Lily Hoang is a first generation Vietnamese-American. A Bestiary, her debut collection of essays, is not about rat experiments, though they appear in some cases (as the above garnered from “On The Rat Race”). In meditations comparable to Maggie Nelson’s Bluets, Hoang both approaches and avoids her sister’s death (drug overdose), her failed marriage (white man she calls Chris), and a destructive on-again, off-again relationship (white man she calls Harold).
She has made attempts, like the rat, to find her way back home, but the paths didn’t lead the way they promised. “I had wanted to be a good wife, and for the most part, I was,” she writes, “but the fact that my marriage was a catastrophe doesn’t change.” As for Harold, he is a stubby lighthouse with broken lamps and both of them know it, but she remains. In “On Scale,” she does the math: “The weight of my love measured against the weight of my life without him measured against his betrayal and all the terrible things he’s told me over the years. In the end, no matter my options, I know I will choose Harold.”
Suffering, she tell us, is a virtue in Vietnamese culture. It is right and true and noble, a thing required of all women. Hoang points at jade bracelets, describes how when she was young “my mother would cuddle me closely when I was sick. She would say, ‘Shhh, shhh,’ and tell me that she wanted me to give her all of my sickness, so that she would be sick and I wouldn’t.” This inherited anguish—the pain and pleasure it inspires—seems to be a birthright, one that clashes with Hoang’s ideology as a feminist.
In “On Catastrophe,” she introduces us to Other Lily: “She would succeed in all the ways I have failed. She would not be a professor. She would not be divorced. She would be a good daughter.” Other Lily is a medical doctor, does not have “bad skin” or “a head full of white hair” or “do something as shameful as smoke cigarettes.” Other Lily “saves two lives and loses none”; Other Lily “is in love.
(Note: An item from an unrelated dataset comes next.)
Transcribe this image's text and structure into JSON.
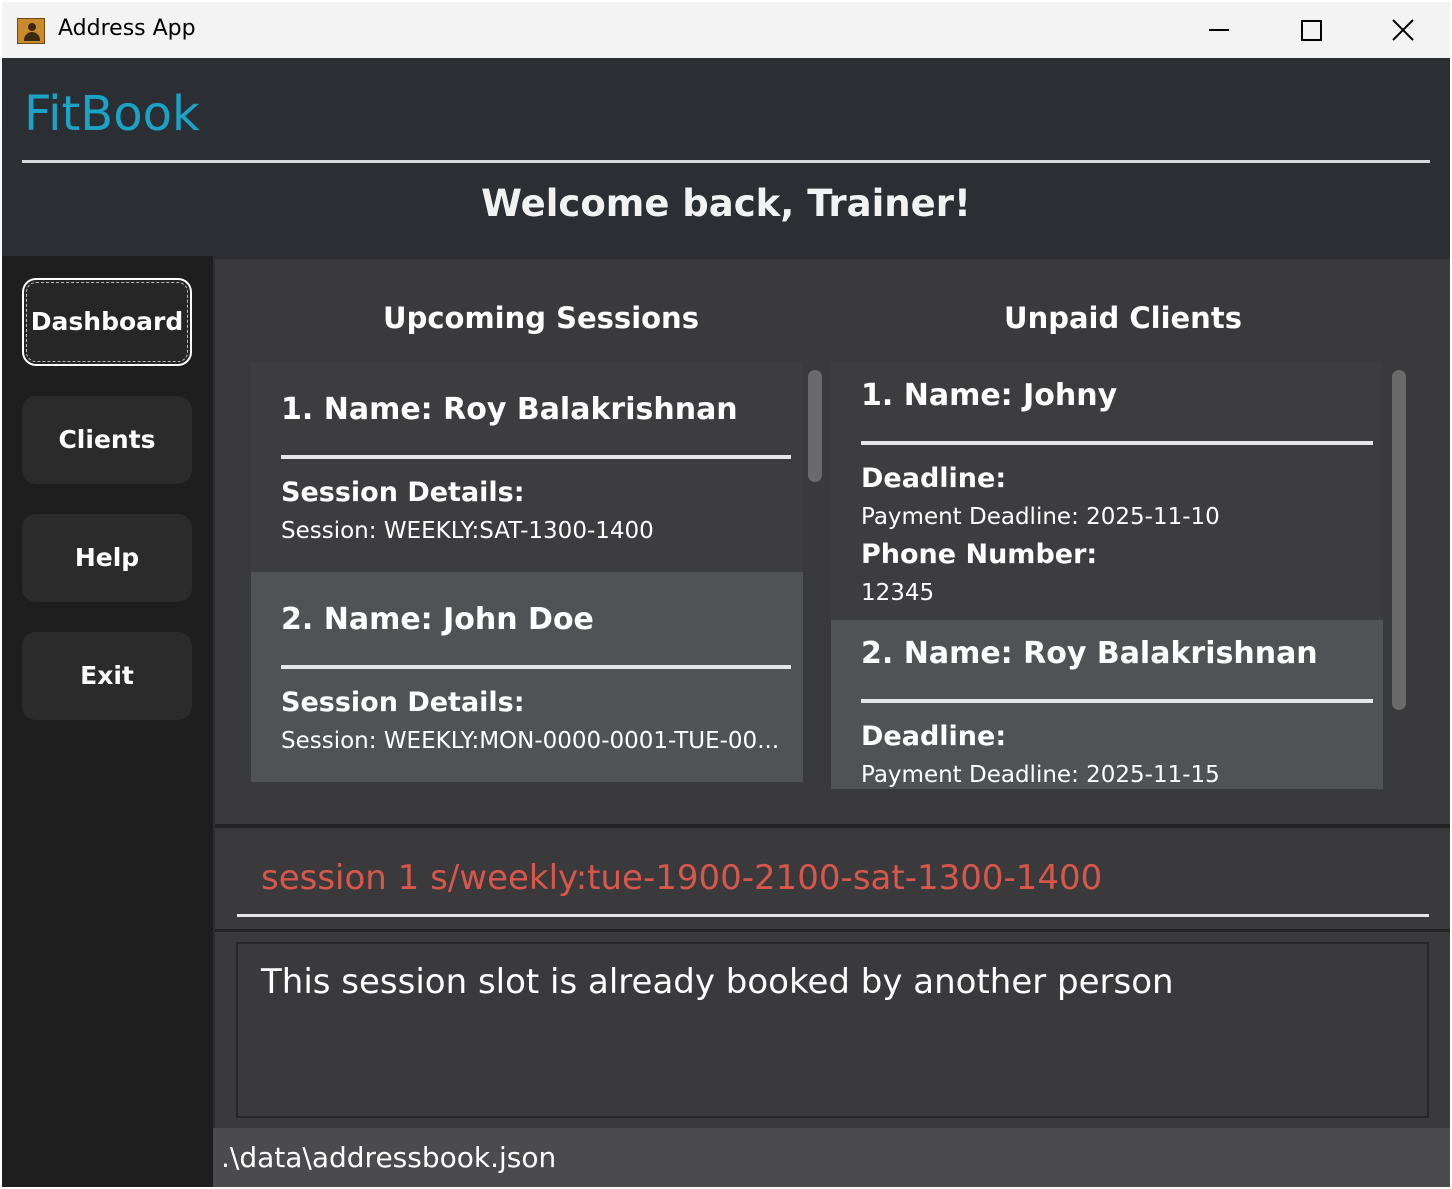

And all her loyalty and love is reciprocated, an equal distribution of desire and faith.” Other Lily is perfect, the embodiment of our “better” self, the one we have always been told we should strive to become.
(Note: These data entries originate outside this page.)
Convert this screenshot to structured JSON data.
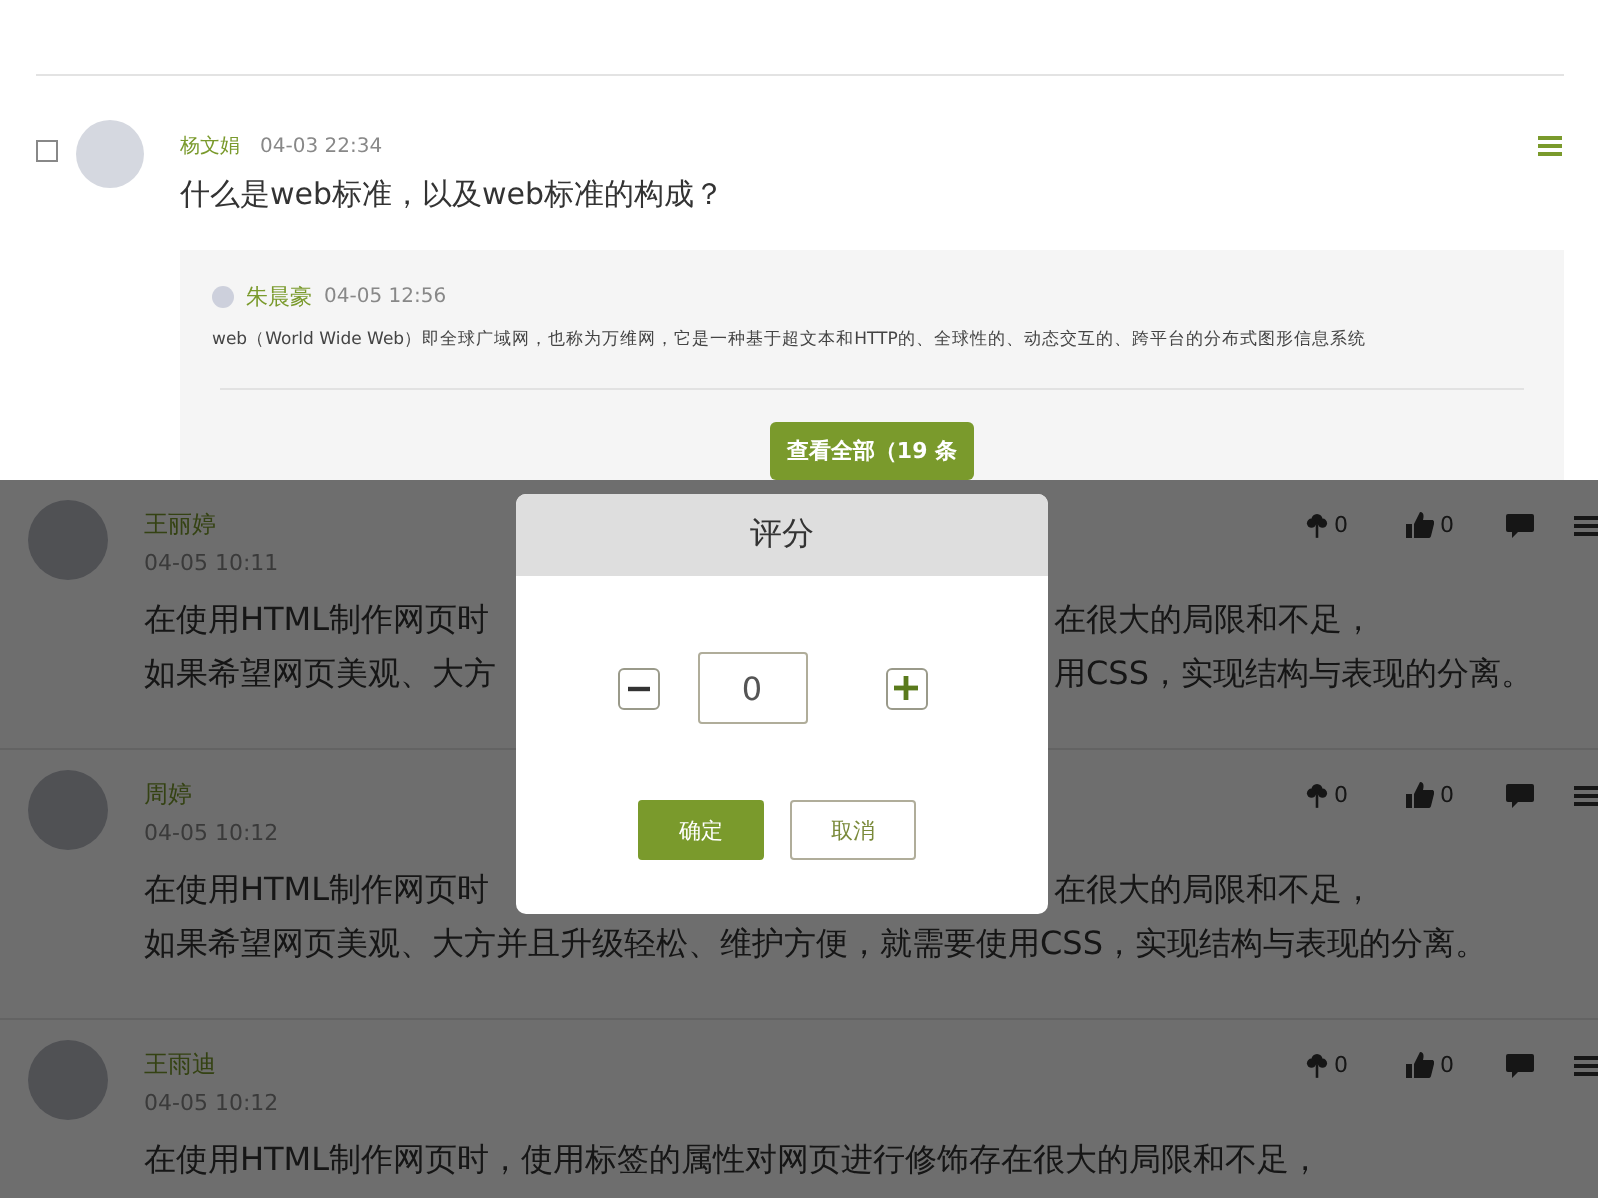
{
  "question": {
    "checked": false,
    "author": "杨文娟",
    "time": "04-03 22:34",
    "text": "什么是web标准，以及web标准的构成？",
    "reply": {
      "author": "朱晨豪",
      "time": "04-05 12:56",
      "text": "web（World Wide Web）即全球广域网，也称为万维网，它是一种基于超文本和HTTP的、全球性的、动态交互的、跨平台的分布式图形信息系统"
    },
    "view_all": "查看全部（19 条"
  },
  "comments": [
    {
      "author": "王丽婷",
      "time": "04-05 10:11",
      "lines": [
        [
          "在使用HTML制作网页时",
          "在很大的局限和不足，"
        ],
        [
          "如果希望网页美观、大方",
          "用CSS，实现结构与表现的分离。"
        ]
      ],
      "flowers": "0",
      "likes": "0"
    },
    {
      "author": "周婷",
      "time": "04-05 10:12",
      "lines": [
        [
          "在使用HTML制作网页时",
          "在很大的局限和不足，"
        ],
        [
          "如果希望网页美观、大方并且升级轻松、维护方便，就需要使用CSS，实现结构与表现的分离。"
        ]
      ],
      "flowers": "0",
      "likes": "0"
    },
    {
      "author": "王雨迪",
      "time": "04-05 10:12",
      "lines": [
        [
          "在使用HTML制作网页时，使用标签的属性对网页进行修饰存在很大的局限和不足，"
        ]
      ],
      "flowers": "0",
      "likes": "0"
    }
  ],
  "dialog": {
    "title": "评分",
    "value": "0",
    "confirm": "确定",
    "cancel": "取消"
  }
}
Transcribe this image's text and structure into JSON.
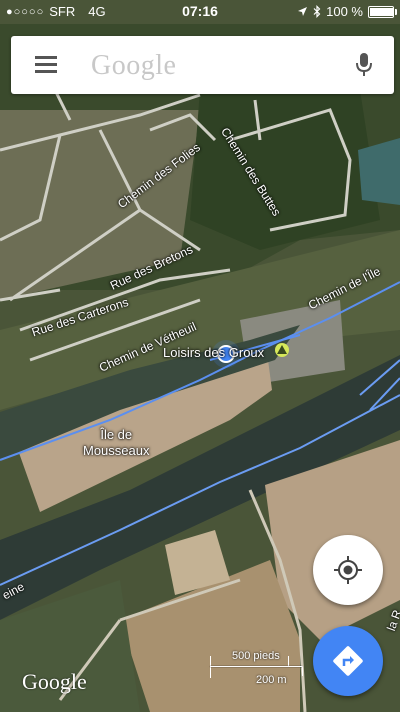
{
  "status_bar": {
    "signal_dots": "●○○○○",
    "carrier": "SFR",
    "network": "4G",
    "time": "07:16",
    "battery": "100 %",
    "battery_level": 1.0
  },
  "search": {
    "placeholder": "Google"
  },
  "map": {
    "roads": [
      "Chemin des Buttes",
      "Chemin des Folies",
      "Rue des Bretons",
      "Rue des Carterons",
      "Chemin de Vétheuil",
      "Chemin de l'Île"
    ],
    "place": "Loisirs des Groux",
    "island": [
      "Île de",
      "Mousseaux"
    ],
    "river": "eine",
    "right_edge_label": "la R"
  },
  "scale": {
    "imperial": "500 pieds",
    "metric": "200 m"
  },
  "attribution": "Google",
  "colors": {
    "accent": "#4285f4",
    "route_line": "#5b8ff0",
    "location_dot": "#4285f4"
  },
  "icons": {
    "menu": "hamburger-icon",
    "mic": "mic-icon",
    "locate": "crosshair-icon",
    "directions": "directions-icon",
    "campsite": "triangle-icon",
    "location": "location-dot-icon"
  }
}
Actual Lily is feral and flighty, ferocious in her inner life. However, she also writes, and not without effort, “Face the facts: there is no Other Lily, and I’m pretty satisfied with my life.” Here, she stresses an essential point: she is not an either/or but a both/and. Winding, whimsical, and wild, A Bestiary tackles race, womanhood, and memory with a precision that pinches right at the veins.